Proof.
We know the radical of form $R$ is a subspace^{} so we must simply show that $R$ is an ideal. Given $x\in R$ and $y\in A$ then for all $z\in A$, $\u27e8xy,z\u27e9=\u27e8x,yz\u27e9=0$. Thus $xy\in R$. Likewise $yz\in R$ so $R$ is a twosided ideal^{} of $A$. ∎
From this result many authors define an algebra to be semisimple^{} if its trace form is nondegenerate. In this way, $A/R$, $R$ the radical of $A$, is semisimple. [Some variations on this definition are often required over small fields/characteristics, especially when characteristic is 2.]
More can be said when ideals are considered.
Proposition 4.
Given a weakly associative algebra $A$, then if $I$ is an ideal of $A$ then so is ${I}^{\mathrm{\u27c2}}$.
Proof.
Given $a\in {I}^{\u27c2}$, then for all $b\in A$ and $c\in I$, then $bc\in I$ as $I$ is an ideal and so $\u27e8ab,c\u27e9=\u27e8a,bc\u27e9=0$ as $a\in {I}^{\u27c2}$. This makes $ab\in {I}^{\u27c2}$ so $I$ is a right ideal^{}. Likewise $\u27e8c,ba\u27e9=\u27e8cb,a\u27e9=0$ so $ba\in {I}^{\u27c2}$ and thus ${I}^{\u27c2}$ is an ideal of $A$. ∎
To proceed one factors out the radical so that $A$ is semisimple^{}. Then given an ideal $I$ of $A$, if $I\cap {I}^{\u27c2}=0$ then as the trace form is a nondegenerate bilinear^{} from, $A=I\oplus {I}^{\u27c2}$, and so by iterating we produce a decomposition of $A$ into minimal ideals:
$$A={A}_{1}\oplus \mathrm{\cdots}\oplus {A}_{s}.$$ 

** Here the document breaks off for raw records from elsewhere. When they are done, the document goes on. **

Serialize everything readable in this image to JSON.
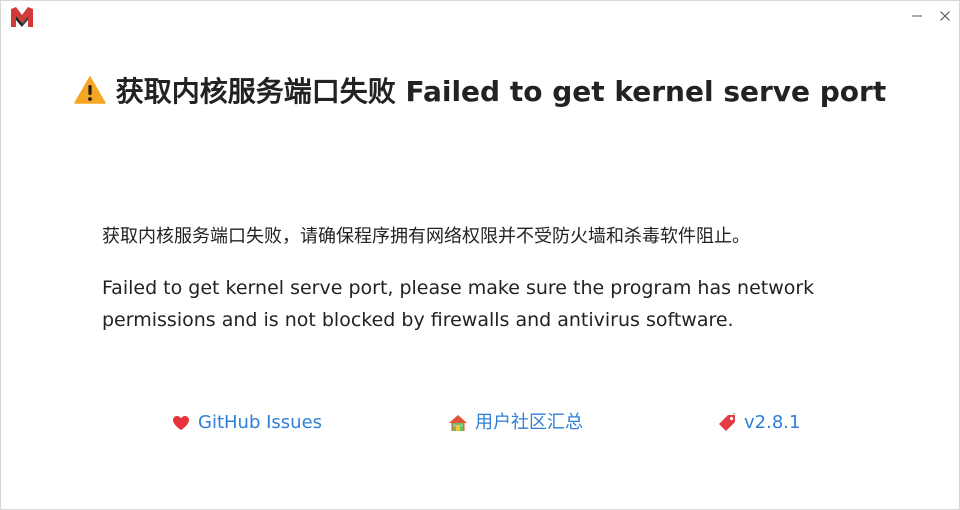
{
  "window": {
    "controls": {
      "minimize_icon": "minimize-icon",
      "close_icon": "close-icon"
    }
  },
  "headline": {
    "icon": "warning-icon",
    "text": "获取内核服务端口失败 Failed to get kernel serve port"
  },
  "message": {
    "cn": "获取内核服务端口失败，请确保程序拥有网络权限并不受防火墙和杀毒软件阻止。",
    "en": "Failed to get kernel serve port, please make sure the program has network permissions and is not blocked by firewalls and antivirus software."
  },
  "links": [
    {
      "icon": "heart-icon",
      "label": "GitHub Issues"
    },
    {
      "icon": "house-icon",
      "label": "用户社区汇总"
    },
    {
      "icon": "tag-icon",
      "label": "v2.8.1"
    }
  ],
  "colors": {
    "link": "#2f7fd6",
    "warning": "#f5a623",
    "logo": "#d23a3a"
  }
}
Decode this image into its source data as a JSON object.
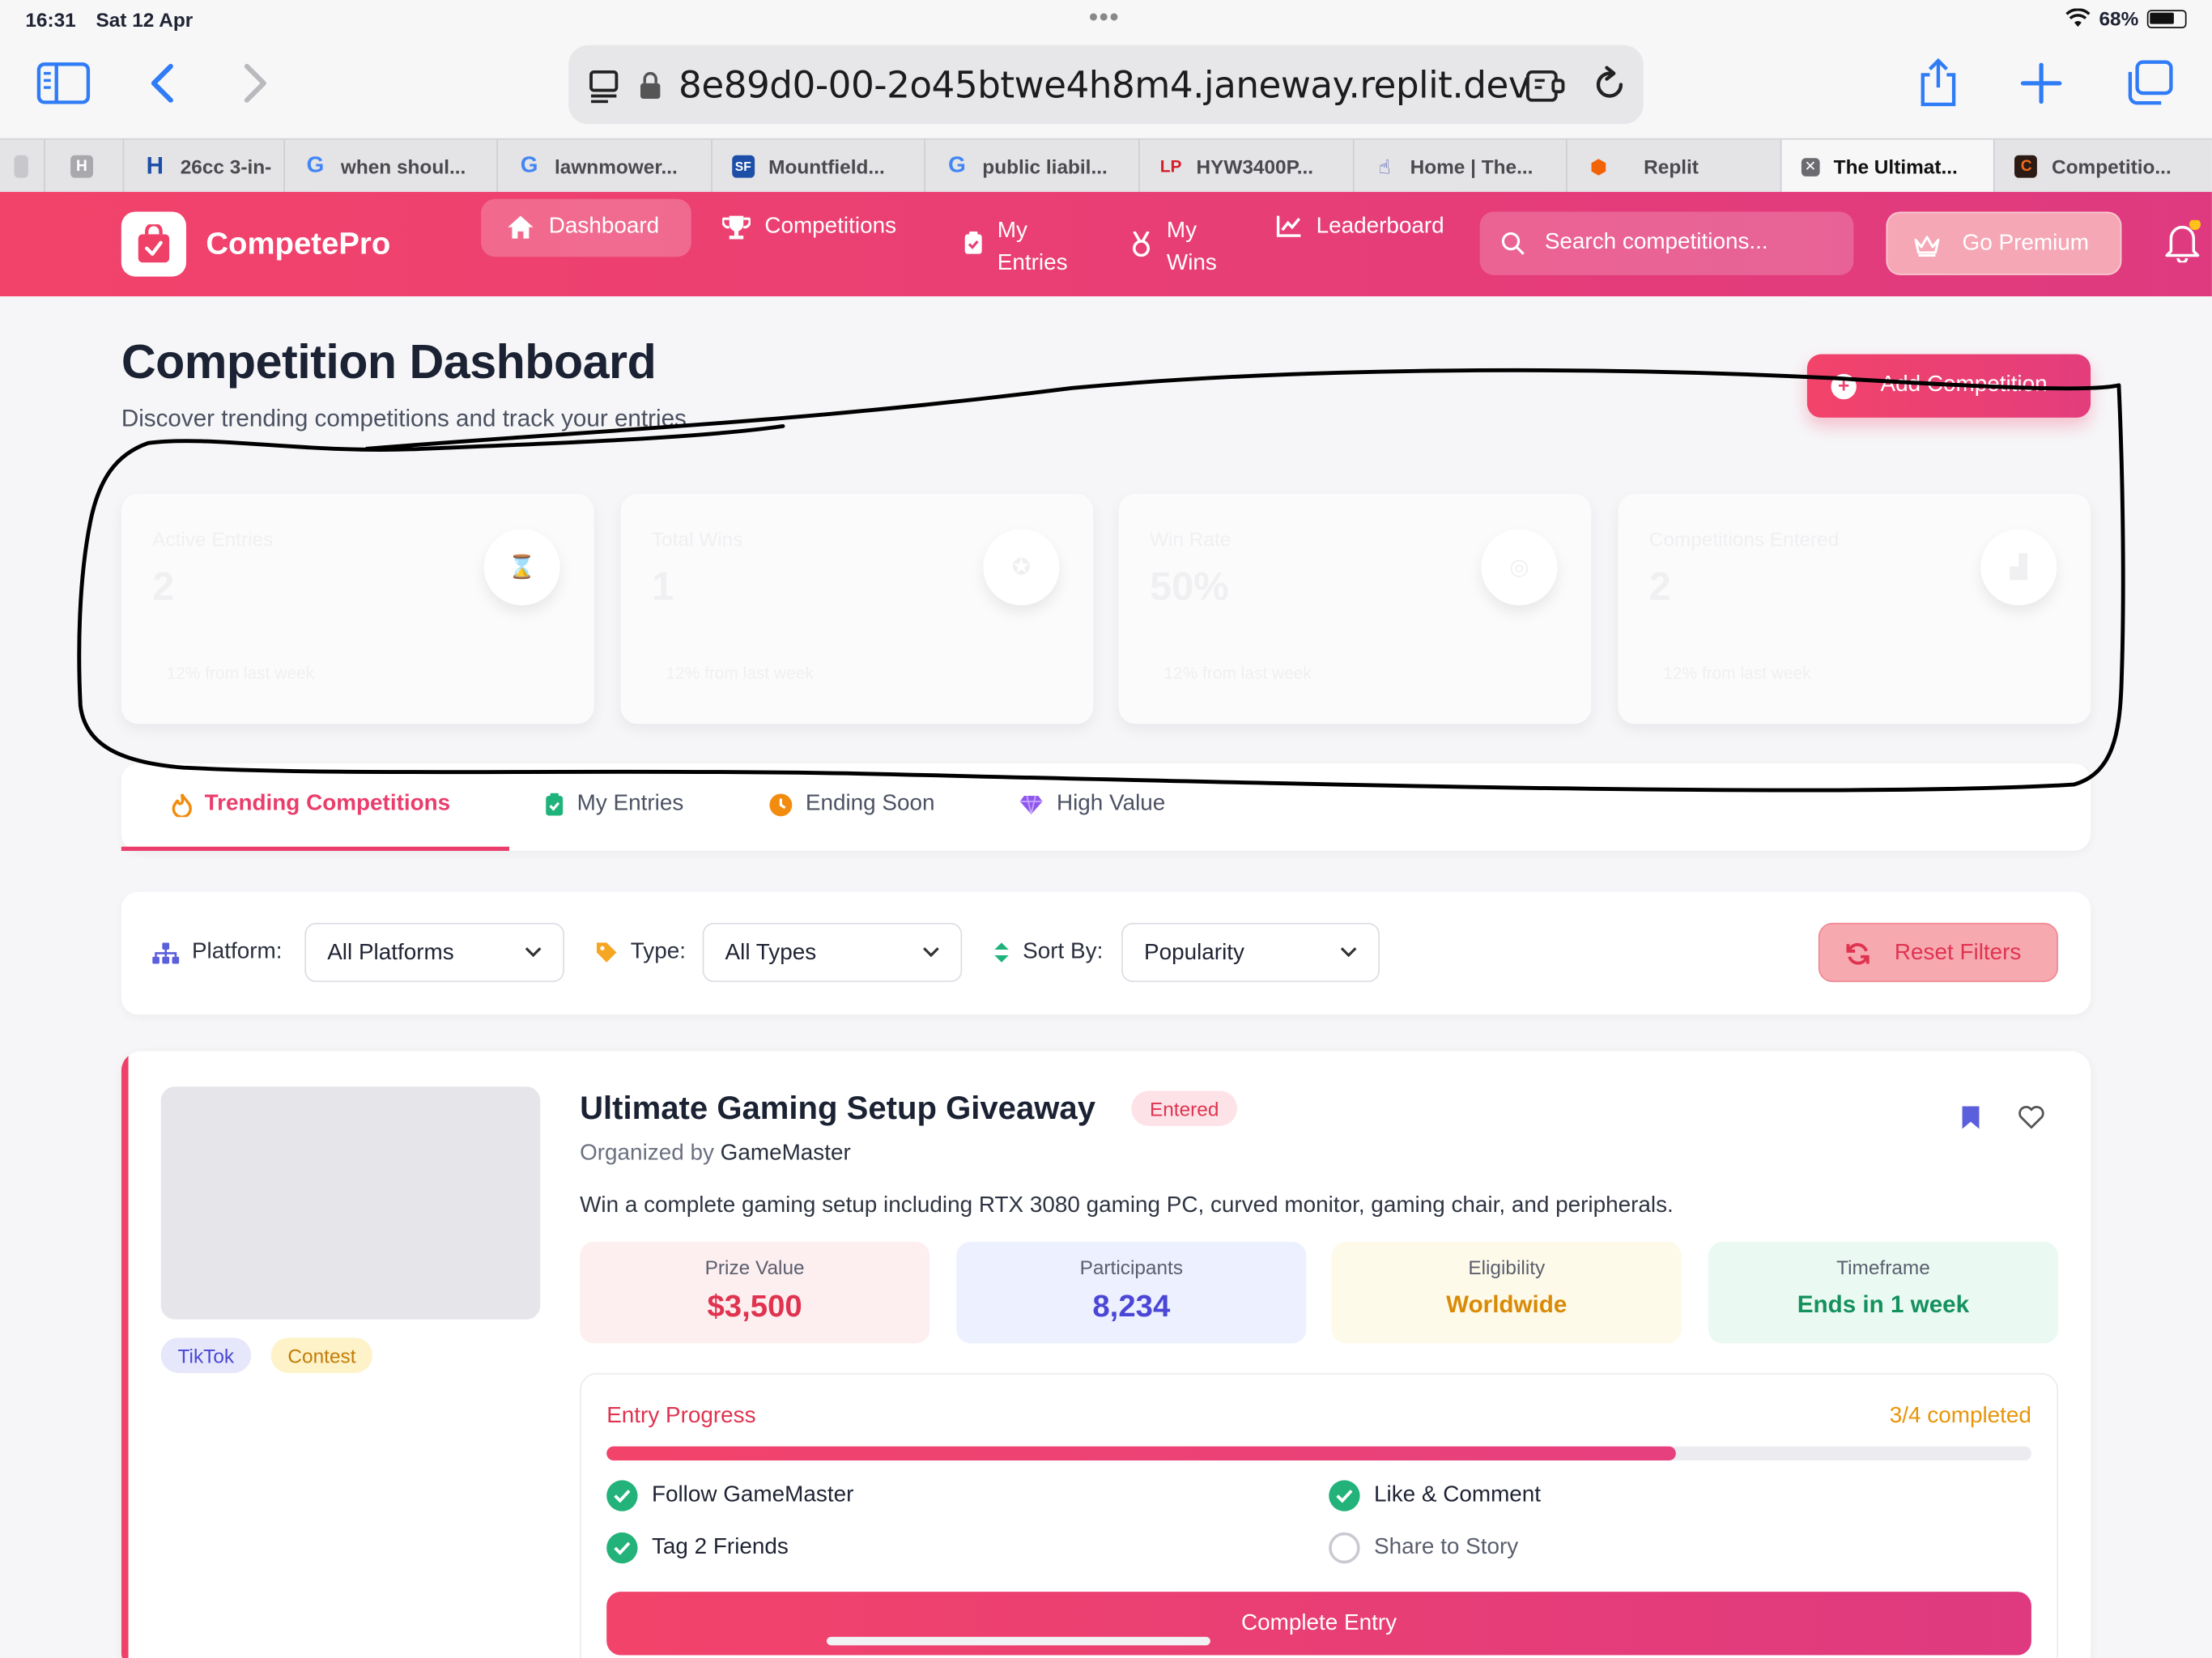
{
  "status": {
    "time": "16:31",
    "date": "Sat 12 Apr",
    "battery": "68%"
  },
  "browser": {
    "url": "8e89d0-00-2o45btwe4h8m4.janeway.replit.dev",
    "tabs": [
      {
        "label": "",
        "favicon": "H",
        "favicon_bg": "#a8a8ad"
      },
      {
        "label": "26cc 3-in-",
        "favicon": "H",
        "favicon_bg": "#1d4fa8"
      },
      {
        "label": "when shoul...",
        "favicon": "G",
        "favicon_bg": "#ffffff"
      },
      {
        "label": "lawnmower...",
        "favicon": "G",
        "favicon_bg": "#ffffff"
      },
      {
        "label": "Mountfield...",
        "favicon": "SF",
        "favicon_bg": "#1d4fa8"
      },
      {
        "label": "public liabil...",
        "favicon": "G",
        "favicon_bg": "#ffffff"
      },
      {
        "label": "HYW3400P...",
        "favicon": "LP",
        "favicon_bg": "#ffffff"
      },
      {
        "label": "Home | The...",
        "favicon": "hand",
        "favicon_bg": "#ffffff"
      },
      {
        "label": "Replit",
        "favicon": "R",
        "favicon_bg": "#ffffff"
      },
      {
        "label": "The Ultimat...",
        "favicon": "x",
        "favicon_bg": "#6b6b70"
      },
      {
        "label": "Competitio...",
        "favicon": "C",
        "favicon_bg": "#b23a1c"
      }
    ],
    "active_tab_index": 9
  },
  "nav": {
    "brand": "CompetePro",
    "items": [
      {
        "label": "Dashboard",
        "icon": "home-icon"
      },
      {
        "label": "Competitions",
        "icon": "trophy-icon"
      },
      {
        "label_line1": "My",
        "label_line2": "Entries",
        "icon": "clipboard-check-icon"
      },
      {
        "label_line1": "My",
        "label_line2": "Wins",
        "icon": "medal-icon"
      },
      {
        "label": "Leaderboard",
        "icon": "chart-line-icon"
      }
    ],
    "search_placeholder": "Search competitions...",
    "premium_label": "Go Premium"
  },
  "header": {
    "title": "Competition Dashboard",
    "subtitle": "Discover trending competitions and track your entries",
    "add_button": "Add Competition"
  },
  "stats": [
    {
      "label": "Active Entries",
      "value": "2",
      "trend": "12% from last week",
      "icon": "hourglass-icon"
    },
    {
      "label": "Total Wins",
      "value": "1",
      "trend": "12% from last week",
      "icon": "award-icon"
    },
    {
      "label": "Win Rate",
      "value": "50%",
      "trend": "12% from last week",
      "icon": "target-icon"
    },
    {
      "label": "Competitions Entered",
      "value": "2",
      "trend": "12% from last week",
      "icon": "chart-icon"
    }
  ],
  "content_tabs": [
    {
      "label": "Trending Competitions",
      "icon": "fire-icon",
      "active": true
    },
    {
      "label": "My Entries",
      "icon": "clipboard-check-icon",
      "active": false
    },
    {
      "label": "Ending Soon",
      "icon": "clock-icon",
      "active": false
    },
    {
      "label": "High Value",
      "icon": "gem-icon",
      "active": false
    }
  ],
  "filters": {
    "platform_label": "Platform:",
    "platform_value": "All Platforms",
    "type_label": "Type:",
    "type_value": "All Types",
    "sort_label": "Sort By:",
    "sort_value": "Popularity",
    "reset_label": "Reset Filters"
  },
  "competition": {
    "title": "Ultimate Gaming Setup Giveaway",
    "status_badge": "Entered",
    "organizer_prefix": "Organized by",
    "organizer": "GameMaster",
    "description": "Win a complete gaming setup including RTX 3080 gaming PC, curved monitor, gaming chair, and peripherals.",
    "tags": [
      "TikTok",
      "Contest"
    ],
    "metrics": [
      {
        "label": "Prize Value",
        "value": "$3,500",
        "color": "#e0334f",
        "bg": "#fdeef0"
      },
      {
        "label": "Participants",
        "value": "8,234",
        "color": "#4a47d6",
        "bg": "#edf0fe"
      },
      {
        "label": "Eligibility",
        "value": "Worldwide",
        "color": "#d98a06",
        "bg": "#fefaea"
      },
      {
        "label": "Timeframe",
        "value": "Ends in 1 week",
        "color": "#14915d",
        "bg": "#eafaf3"
      }
    ],
    "progress": {
      "title": "Entry Progress",
      "count_text": "3/4 completed",
      "fraction": 0.75,
      "tasks": [
        {
          "label": "Follow GameMaster",
          "done": true
        },
        {
          "label": "Like & Comment",
          "done": true
        },
        {
          "label": "Tag 2 Friends",
          "done": true
        },
        {
          "label": "Share to Story",
          "done": false
        }
      ]
    },
    "complete_label": "Complete Entry"
  }
}
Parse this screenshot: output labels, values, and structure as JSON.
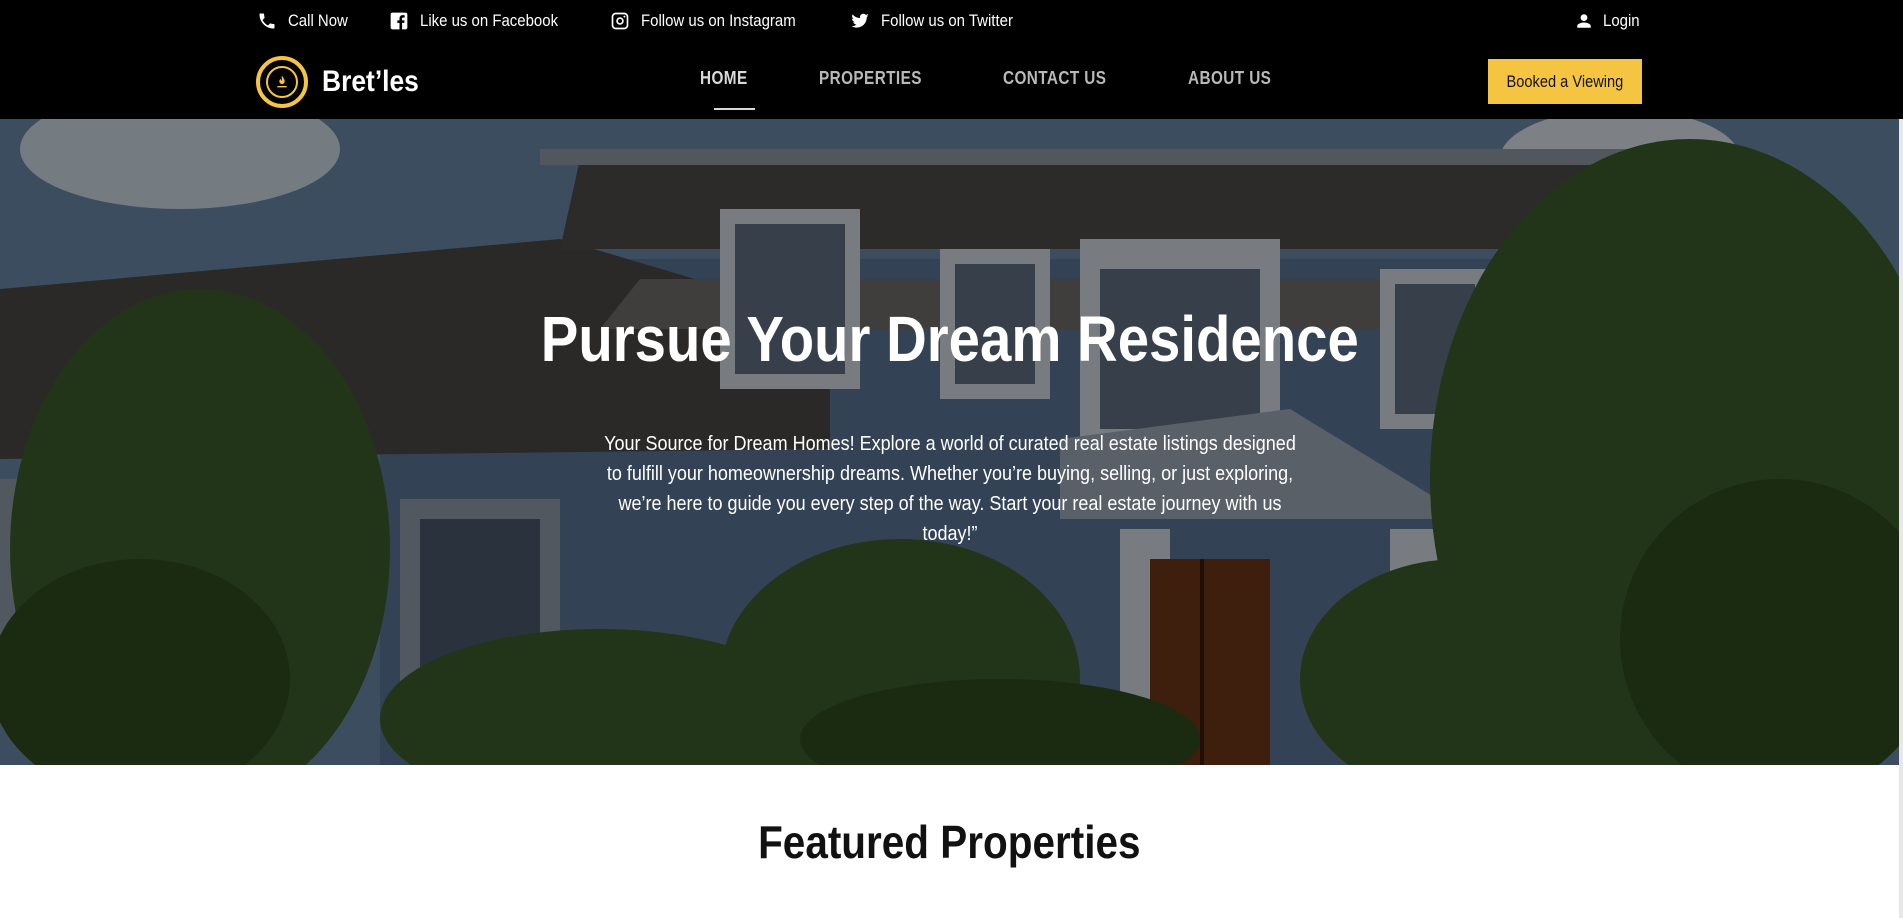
{
  "utility": {
    "call": "Call Now",
    "facebook": "Like us on Facebook",
    "instagram": "Follow us on Instagram",
    "twitter": "Follow us on Twitter",
    "login": "Login"
  },
  "brand": {
    "name": "Bret’les"
  },
  "nav": {
    "home": "HOME",
    "properties": "PROPERTIES",
    "contact": "CONTACT US",
    "about": "ABOUT US",
    "active": "HOME"
  },
  "cta": {
    "label": "Booked a Viewing"
  },
  "hero": {
    "title": "Pursue Your Dream Residence",
    "text": "Your Source for Dream Homes! Explore a world of curated real estate listings designed to fulfill your homeownership dreams. Whether you’re buying, selling, or just exploring, we’re here to guide you every step of the way. Start your real estate journey with us today!”"
  },
  "featured": {
    "title": "Featured Properties"
  },
  "colors": {
    "accent": "#f5c542",
    "header_bg": "#000000"
  },
  "icons": [
    "phone-icon",
    "facebook-icon",
    "instagram-icon",
    "twitter-icon",
    "user-icon",
    "logo-icon"
  ]
}
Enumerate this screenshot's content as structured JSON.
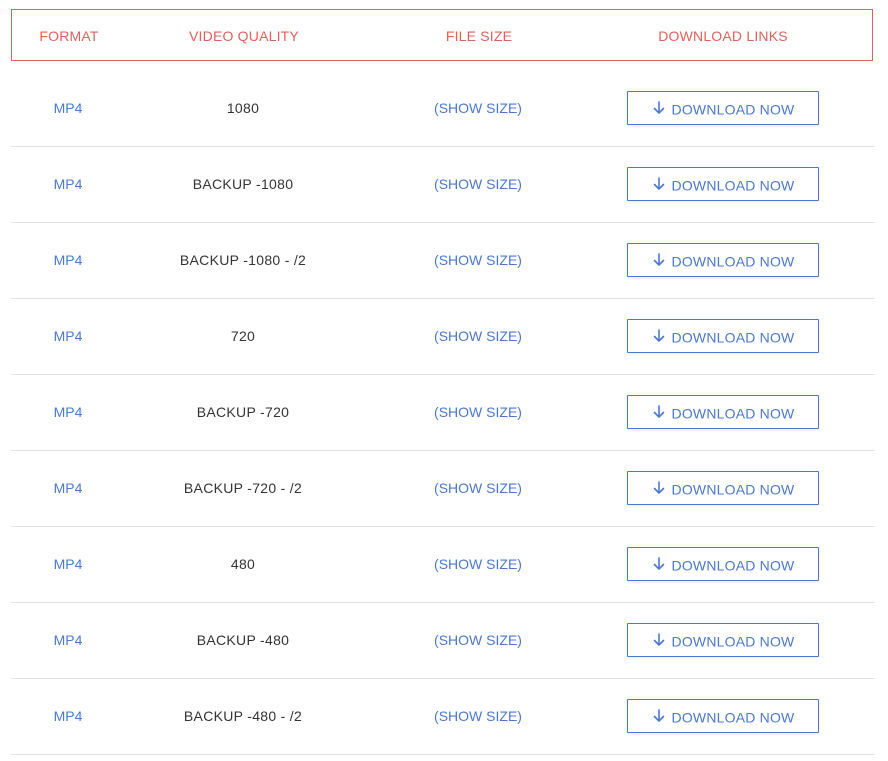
{
  "header": {
    "format": "FORMAT",
    "video_quality": "VIDEO QUALITY",
    "file_size": "FILE SIZE",
    "download_links": "DOWNLOAD LINKS"
  },
  "rows": [
    {
      "format": "MP4",
      "quality": "1080",
      "size": "(SHOW SIZE)",
      "button": "DOWNLOAD NOW"
    },
    {
      "format": "MP4",
      "quality": "BACKUP -1080",
      "size": "(SHOW SIZE)",
      "button": "DOWNLOAD NOW"
    },
    {
      "format": "MP4",
      "quality": "BACKUP -1080 - /2",
      "size": "(SHOW SIZE)",
      "button": "DOWNLOAD NOW"
    },
    {
      "format": "MP4",
      "quality": "720",
      "size": "(SHOW SIZE)",
      "button": "DOWNLOAD NOW"
    },
    {
      "format": "MP4",
      "quality": "BACKUP -720",
      "size": "(SHOW SIZE)",
      "button": "DOWNLOAD NOW"
    },
    {
      "format": "MP4",
      "quality": "BACKUP -720 - /2",
      "size": "(SHOW SIZE)",
      "button": "DOWNLOAD NOW"
    },
    {
      "format": "MP4",
      "quality": "480",
      "size": "(SHOW SIZE)",
      "button": "DOWNLOAD NOW"
    },
    {
      "format": "MP4",
      "quality": "BACKUP -480",
      "size": "(SHOW SIZE)",
      "button": "DOWNLOAD NOW"
    },
    {
      "format": "MP4",
      "quality": "BACKUP -480 - /2",
      "size": "(SHOW SIZE)",
      "button": "DOWNLOAD NOW"
    }
  ],
  "colors": {
    "header_accent": "#e0605c",
    "link_blue": "#4a78cf",
    "text_dark": "#333333",
    "divider": "#e2e2e2"
  },
  "icons": {
    "download": "arrow-down-icon"
  }
}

Hence we arrive at the alternative definition of a semisimple algebra: that the algebra be a direct product^{} of simple algebras. To obtain the property $I\cap {I}^{\u27c2}=0$ it is sufficient to assume $A$ has not ideal $I$ such that ${I}^{2}=0$. This is the content of the proof in
Theorem 5.
[1, Thm III.3] Let $A$ be a finitedimensional weakly associative (trace) semisimple algebra over a field $k$ in which no ideal $I\mathrm{\ne}\mathrm{0}$ of $A$ has ${I}^{\mathrm{2}}\mathrm{=}\mathrm{0}$, then $A$ is a direct product of minimal ideals, that is, of simple algebras.
Alternatively any bilinear form with (1) can be used. However, the trace form is always definable and the desired properties are easily translated into implications about the multiplication of the algebra.
References

1
Jacobson, Nathan Lie Algebras, Interscience Publishers, New York, 1962.
 2 Koecher, Max, The Minnesota notes on Jordan algebras and their applications. Edited and annotated by Aloys Krieg and Sebastian Walcher. [B] Lecture Notes in Mathematics 1710. Berlin: Springer. (1999).
Title  trace forms on algebras 

Canonical name  TraceFormsOnAlgebras 
Date of creation  20130322 16:28:01 
Last modified on  20130322 16:28:01 
Owner  Algeboy (12884) 
Last modified by  Algeboy (12884) 
Numerical id  4 
Author  Algeboy (12884) 
Entry type  Topic 
Classification  msc 17A01 
Defines  regular representation 
Defines  trace form